Can the perception of depth in stereoscopic images be influenced by 3D sound?
Stereoscopic Displays and Applications XXII
The creation of binocular images for stereoscopic display has benefited from significant research and commercial development in recent years. However, perhaps surprisingly, the effect of adding 3D sound to stereoscopic images has rarely been studied. If auditory depth information can enhance or extend the visual depth experience it could become an important way to extend the limited depth budget on all 3D displays and reduce the potential for fatigue from excessive use of disparity. Objective:

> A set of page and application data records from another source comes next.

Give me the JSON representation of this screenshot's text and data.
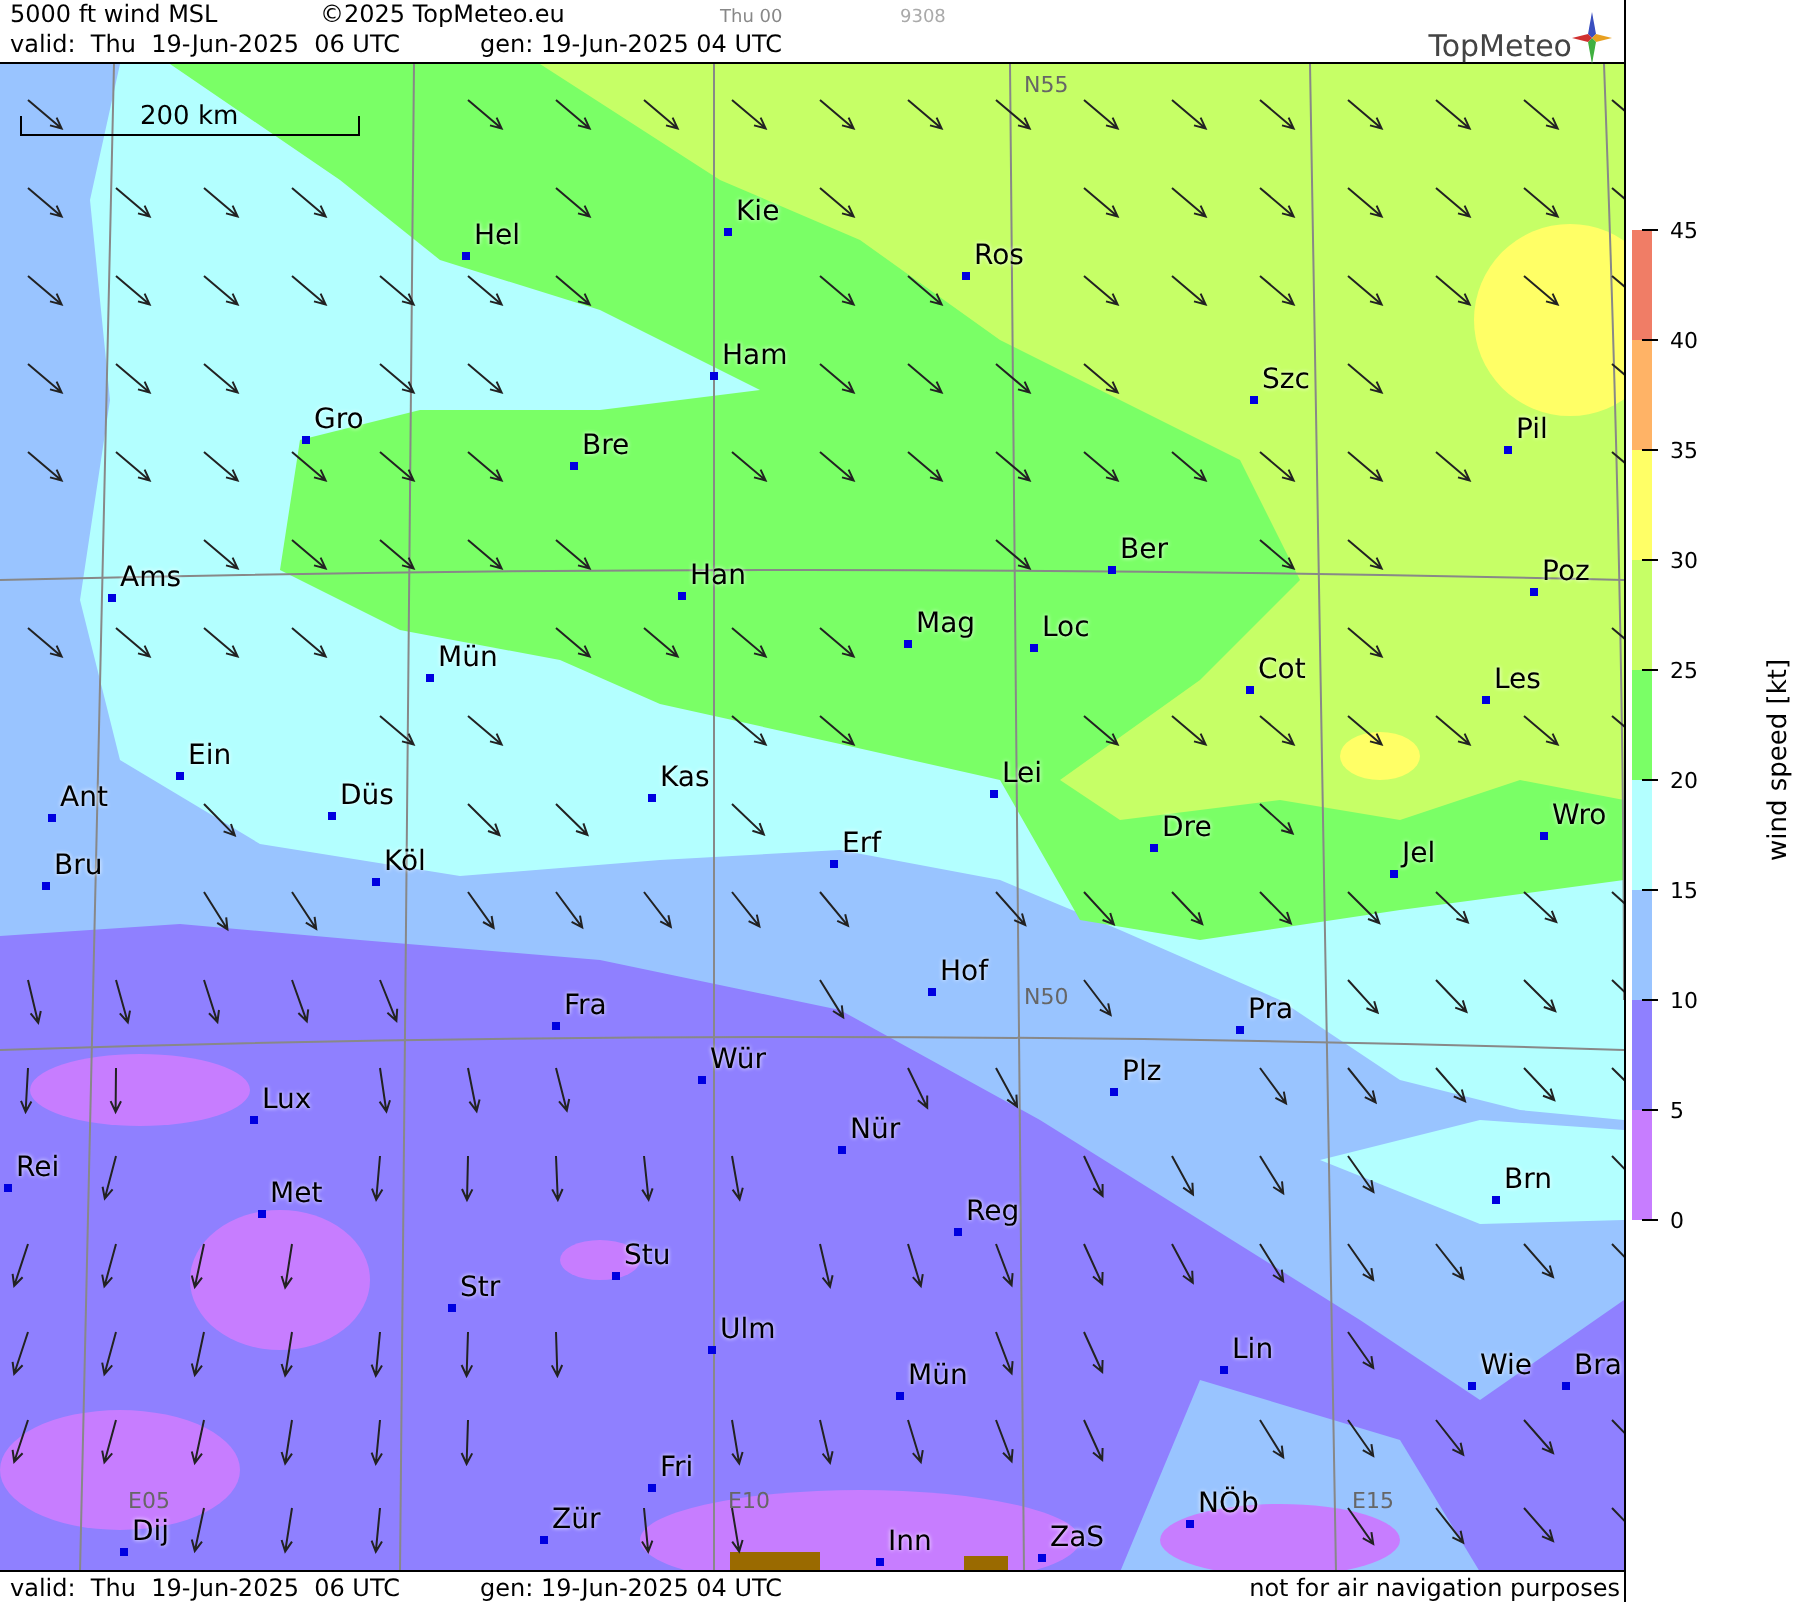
{
  "header": {
    "title": "5000 ft wind MSL",
    "copyright": "©2025 TopMeteo.eu",
    "run": "Thu 00",
    "code": "9308",
    "valid": "valid:  Thu  19-Jun-2025  06 UTC",
    "gen": "gen: 19-Jun-2025 04 UTC",
    "logo": "TopMeteo"
  },
  "map": {
    "scale": "200 km",
    "grid_labels": [
      "N55",
      "N50",
      "E05",
      "E10",
      "E15"
    ],
    "cities": [
      {
        "name": "Hel"
      },
      {
        "name": "Kie"
      },
      {
        "name": "Ros"
      },
      {
        "name": "Ham"
      },
      {
        "name": "Szc"
      },
      {
        "name": "Gro"
      },
      {
        "name": "Bre"
      },
      {
        "name": "Pil"
      },
      {
        "name": "Ber"
      },
      {
        "name": "Ams"
      },
      {
        "name": "Han"
      },
      {
        "name": "Poz"
      },
      {
        "name": "Mag"
      },
      {
        "name": "Loc"
      },
      {
        "name": "Mün"
      },
      {
        "name": "Cot"
      },
      {
        "name": "Les"
      },
      {
        "name": "Ein"
      },
      {
        "name": "Kas"
      },
      {
        "name": "Lei"
      },
      {
        "name": "Ant"
      },
      {
        "name": "Düs"
      },
      {
        "name": "Dre"
      },
      {
        "name": "Wro"
      },
      {
        "name": "Erf"
      },
      {
        "name": "Bru"
      },
      {
        "name": "Köl"
      },
      {
        "name": "Jel"
      },
      {
        "name": "Hof"
      },
      {
        "name": "Fra"
      },
      {
        "name": "Pra"
      },
      {
        "name": "Wür"
      },
      {
        "name": "Plz"
      },
      {
        "name": "Lux"
      },
      {
        "name": "Nür"
      },
      {
        "name": "Rei"
      },
      {
        "name": "Met"
      },
      {
        "name": "Brn"
      },
      {
        "name": "Reg"
      },
      {
        "name": "Stu"
      },
      {
        "name": "Str"
      },
      {
        "name": "Ulm"
      },
      {
        "name": "Lin"
      },
      {
        "name": "Wie"
      },
      {
        "name": "Bra"
      },
      {
        "name": "Mün"
      },
      {
        "name": "Fri"
      },
      {
        "name": "Dij"
      },
      {
        "name": "Zür"
      },
      {
        "name": "Inn"
      },
      {
        "name": "ZaS"
      },
      {
        "name": "NÖb"
      }
    ]
  },
  "legend": {
    "title": "wind speed [kt]",
    "ticks": [
      "45",
      "40",
      "35",
      "30",
      "25",
      "20",
      "15",
      "10",
      "5",
      "0"
    ],
    "bands": [
      {
        "color": "#f07d66"
      },
      {
        "color": "#ffb366"
      },
      {
        "color": "#ffff66"
      },
      {
        "color": "#c6ff66"
      },
      {
        "color": "#7aff66"
      },
      {
        "color": "#b3ffff"
      },
      {
        "color": "#99c4ff"
      },
      {
        "color": "#8f80ff"
      },
      {
        "color": "#c77dff"
      }
    ]
  },
  "footer": {
    "valid": "valid:  Thu  19-Jun-2025  06 UTC",
    "gen": "gen: 19-Jun-2025 04 UTC",
    "note": "not for air navigation purposes"
  }
}
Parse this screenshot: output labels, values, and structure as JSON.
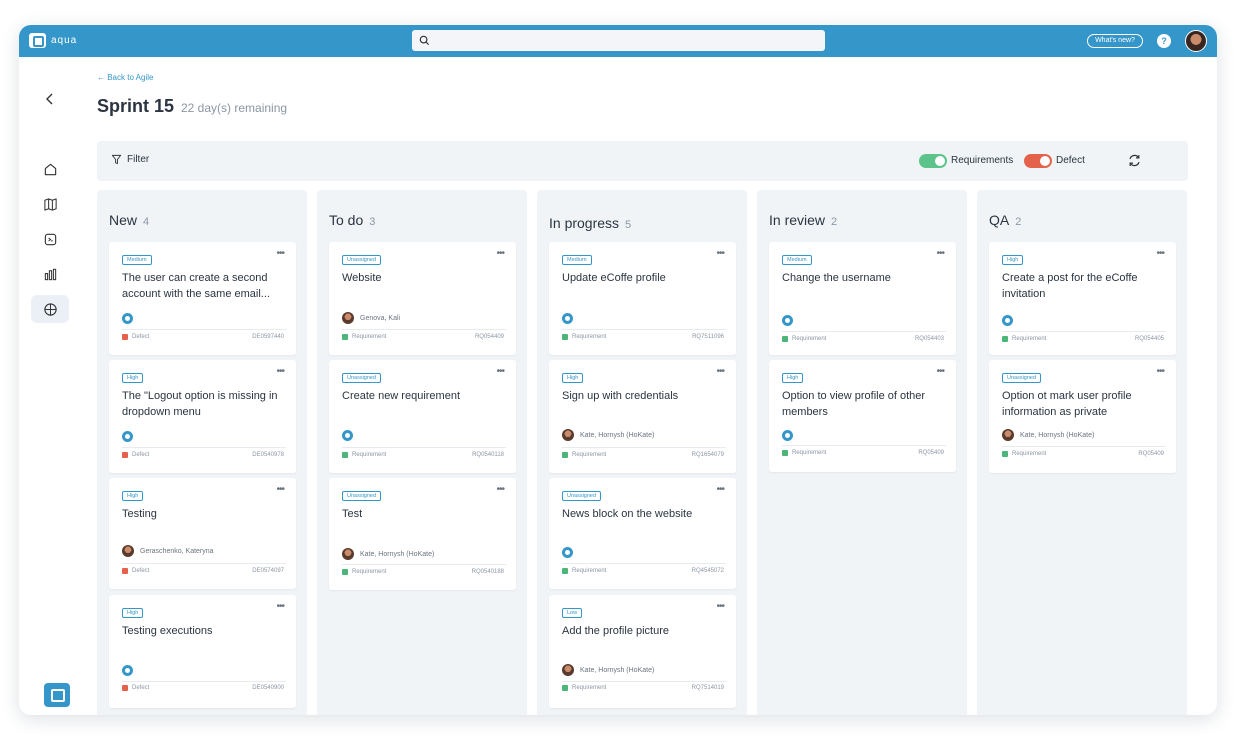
{
  "app": {
    "logo_text": "aqua",
    "whats_new": "What's new?",
    "help": "?"
  },
  "page": {
    "back_link": "← Back to Agile",
    "title": "Sprint 15",
    "remaining": "22 day(s) remaining"
  },
  "filterbar": {
    "filter_label": "Filter",
    "requirements_label": "Requirements",
    "defect_label": "Defect"
  },
  "colors": {
    "accent": "#3597c9",
    "requirements_toggle": "#5cc48a",
    "defect_toggle": "#e5624a",
    "defect_icon": "#e5624a",
    "requirement_icon": "#4cb57a"
  },
  "columns": [
    {
      "title": "New",
      "count": "4",
      "cards": [
        {
          "tag": "Medium",
          "title": "The user can create a second account with the same email...",
          "assignee": "",
          "type": "Defect",
          "id": "DE0597440"
        },
        {
          "tag": "High",
          "title": "The \"Logout option is missing in dropdown menu",
          "assignee": "",
          "type": "Defect",
          "id": "DE0540978"
        },
        {
          "tag": "High",
          "title": "Testing",
          "assignee": "Geraschenko, Kateryna",
          "type": "Defect",
          "id": "DE0574097"
        },
        {
          "tag": "High",
          "title": "Testing executions",
          "assignee": "",
          "type": "Defect",
          "id": "DE0540900"
        }
      ]
    },
    {
      "title": "To do",
      "count": "3",
      "cards": [
        {
          "tag": "Unassigned",
          "title": "Website",
          "assignee": "Genova, Kali",
          "type": "Requirement",
          "id": "RQ054409"
        },
        {
          "tag": "Unassigned",
          "title": "Create new requirement",
          "assignee": "",
          "type": "Requirement",
          "id": "RQ0540118"
        },
        {
          "tag": "Unassigned",
          "title": "Test",
          "assignee": "Kate, Hornysh (HoKate)",
          "type": "Requirement",
          "id": "RQ0540188"
        }
      ]
    },
    {
      "title": "In progress",
      "count": "5",
      "cards": [
        {
          "tag": "Medium",
          "title": "Update eCoffe profile",
          "assignee": "",
          "type": "Requirement",
          "id": "RQ7511096"
        },
        {
          "tag": "High",
          "title": "Sign up with credentials",
          "assignee": "Kate, Hornysh (HoKate)",
          "type": "Requirement",
          "id": "RQ1654079"
        },
        {
          "tag": "Unassigned",
          "title": "News block on the website",
          "assignee": "",
          "type": "Requirement",
          "id": "RQ4545072"
        },
        {
          "tag": "Low",
          "title": "Add the profile picture",
          "assignee": "Kate, Hornysh (HoKate)",
          "type": "Requirement",
          "id": "RQ7514019"
        }
      ]
    },
    {
      "title": "In review",
      "count": "2",
      "cards": [
        {
          "tag": "Medium",
          "title": "Change the username",
          "assignee": "",
          "type": "Requirement",
          "id": "RQ054403"
        },
        {
          "tag": "High",
          "title": "Option to view profile of other members",
          "assignee": "",
          "type": "Requirement",
          "id": "RQ05409"
        }
      ]
    },
    {
      "title": "QA",
      "count": "2",
      "cards": [
        {
          "tag": "High",
          "title": "Create a post for the eCoffe invitation",
          "assignee": "",
          "type": "Requirement",
          "id": "RQ054405"
        },
        {
          "tag": "Unassigned",
          "title": "Option ot mark user profile information as private",
          "assignee": "Kate, Hornysh (HoKate)",
          "type": "Requirement",
          "id": "RQ05409"
        }
      ]
    }
  ]
}
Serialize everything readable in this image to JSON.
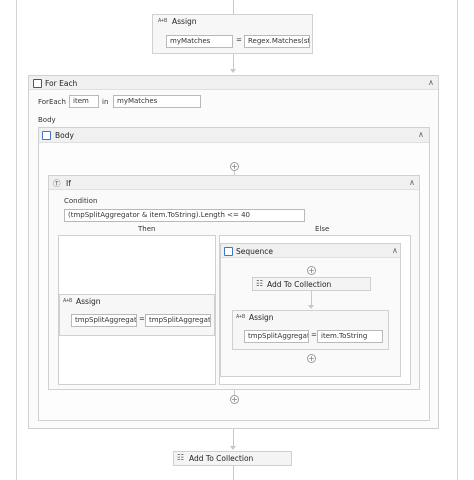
{
  "assign_top": {
    "title": "Assign",
    "icon": "A+B",
    "to": "myMatches",
    "value": "Regex.Matches(str"
  },
  "foreach": {
    "title": "For Each",
    "label": "ForEach",
    "item": "item",
    "in_label": "in",
    "collection": "myMatches",
    "body_label": "Body"
  },
  "body_seq": {
    "title": "Body"
  },
  "if_act": {
    "title": "If",
    "condition_label": "Condition",
    "condition": "(tmpSplitAggregator & item.ToString).Length <= 40",
    "then_label": "Then",
    "else_label": "Else"
  },
  "then_assign": {
    "title": "Assign",
    "icon": "A+B",
    "to": "tmpSplitAggregatc",
    "value": "tmpSplitAggregatc"
  },
  "else_seq": {
    "title": "Sequence"
  },
  "add_collection_inner": {
    "title": "Add To Collection"
  },
  "else_assign": {
    "title": "Assign",
    "icon": "A+B",
    "to": "tmpSplitAggregatc",
    "value": "item.ToString"
  },
  "add_collection_bottom": {
    "title": "Add To Collection"
  },
  "equals_sign": "=",
  "colors": {
    "border": "#d0d0d0",
    "header": "#f0f0f0",
    "accent": "#3a7bbf"
  }
}
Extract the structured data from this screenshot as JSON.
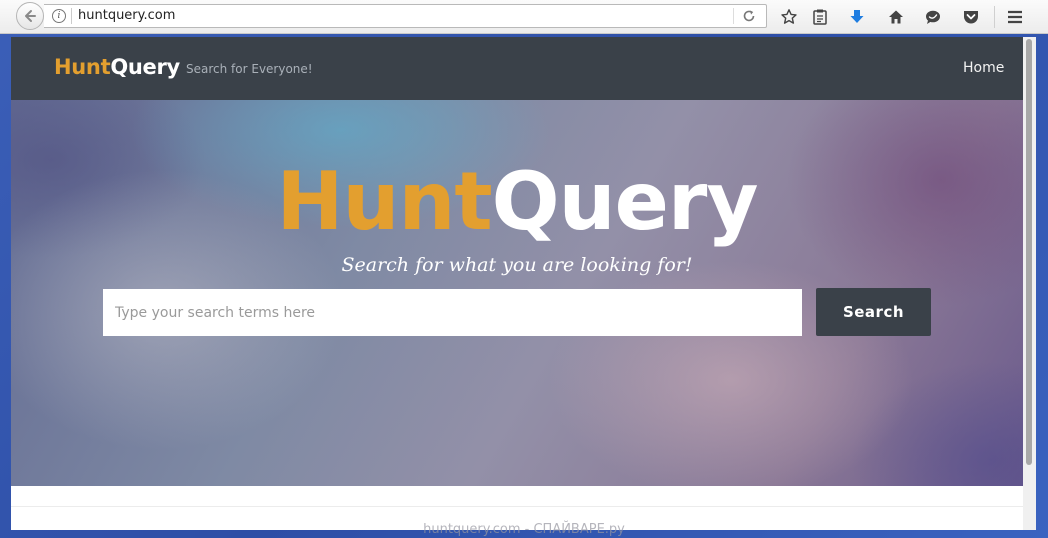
{
  "browser": {
    "url": "huntquery.com",
    "icons": [
      "back-arrow-icon",
      "info-icon",
      "reload-icon",
      "bookmark-star-icon",
      "reading-list-icon",
      "download-icon",
      "home-icon",
      "chat-icon",
      "pocket-icon",
      "hamburger-menu-icon"
    ],
    "accent_color": "#1f7de0"
  },
  "site": {
    "brand_hunt": "Hunt",
    "brand_query": "Query",
    "tagline": "Search for Everyone!",
    "nav_home": "Home",
    "nav_color": "#3a4149",
    "brand_color": "#e39f2f"
  },
  "hero": {
    "logo_hunt": "Hunt",
    "logo_query": "Query",
    "subtitle": "Search for what you are looking for!",
    "search_placeholder": "Type your search terms here",
    "search_value": "",
    "search_button": "Search"
  },
  "watermark": "huntquery.com - СПАЙВАРЕ.ру"
}
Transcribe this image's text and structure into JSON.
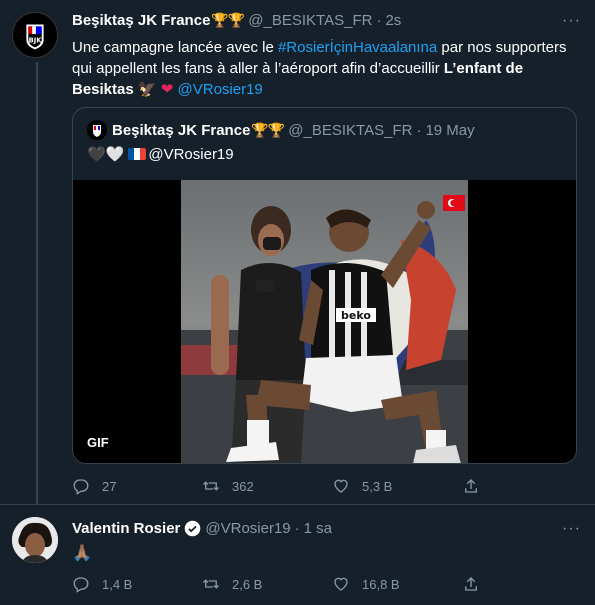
{
  "tweet1": {
    "display_name": "Beşiktaş JK France",
    "trophies": "🏆🏆",
    "handle": "@_BESIKTAS_FR",
    "dot": "·",
    "time": "2s",
    "text_part1": "Une campagne lancée avec le ",
    "hashtag": "#RosierİçinHavaalanına",
    "text_part2": " par nos supporters qui appellent les fans à aller à l’aéroport afin d’accueillir ",
    "bold_text": "L’enfant de Besiktas",
    "eagle": "🦅",
    "heart": "❤",
    "mention": "@VRosier19",
    "quote": {
      "display_name": "Beşiktaş JK France",
      "trophies": "🏆🏆",
      "handle": "@_BESIKTAS_FR",
      "dot": "·",
      "date": "19 May",
      "hearts": "🖤🤍",
      "mention": "@VRosier19",
      "gif_label": "GIF"
    },
    "actions": {
      "replies": "27",
      "retweets": "362",
      "likes": "5,3 B"
    }
  },
  "tweet2": {
    "display_name": "Valentin Rosier",
    "handle": "@VRosier19",
    "dot": "·",
    "time": "1 sa",
    "text": "🙏🏽",
    "actions": {
      "replies": "1,4 B",
      "retweets": "2,6 B",
      "likes": "16,8 B"
    }
  },
  "colors": {
    "background": "#15202b",
    "border": "#38444d",
    "secondary_text": "#8899a6",
    "link": "#1da1f2",
    "heart": "#e0245e"
  },
  "icons": [
    "reply-icon",
    "retweet-icon",
    "like-icon",
    "share-icon",
    "more-icon",
    "verified-icon"
  ]
}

... s there is limited research in this area our objective was to ask two preliminary questions. First what is the smallest difference in forward depth that can be reliably detected using 3D sound alone? Second does the addition of auditory depth information influence the visual perception of depth in a stereoscopic image? Method: To investigate auditory depth cues we use a simple sound system to test the experimental hypothesis that: participants will perform better than chance at judging the depth differences between two speakers a set distance apart. In our second experiment investigating both auditory and visual depth cues we setup a sound system and a stereoscopic display to test the experimental hypothesis that: participants judge a visual stimulus to be closer if they hear a closer sound when viewing the stimulus. Results: In the auditory depth cue trial every depth difference tested gave significant results demonstrating that the human ear can hear depth differences between physical sources as short as 0.25 m at 1 m. In our trial investigating whether audio information can influence the visual perception of depth we found that participants did report visually perceiving an object to be closer when the sound was played closer to them even though the image depth remained unchanged. Conclusion: The positive results in the two trials show that we can hear small differences in forward depth between sound sources and suggest that it could be practical to extend the apparent depth in a stereoscopic image by using 3D sound, providing a controlled way to compensate for the depth budget limits on 3D displays.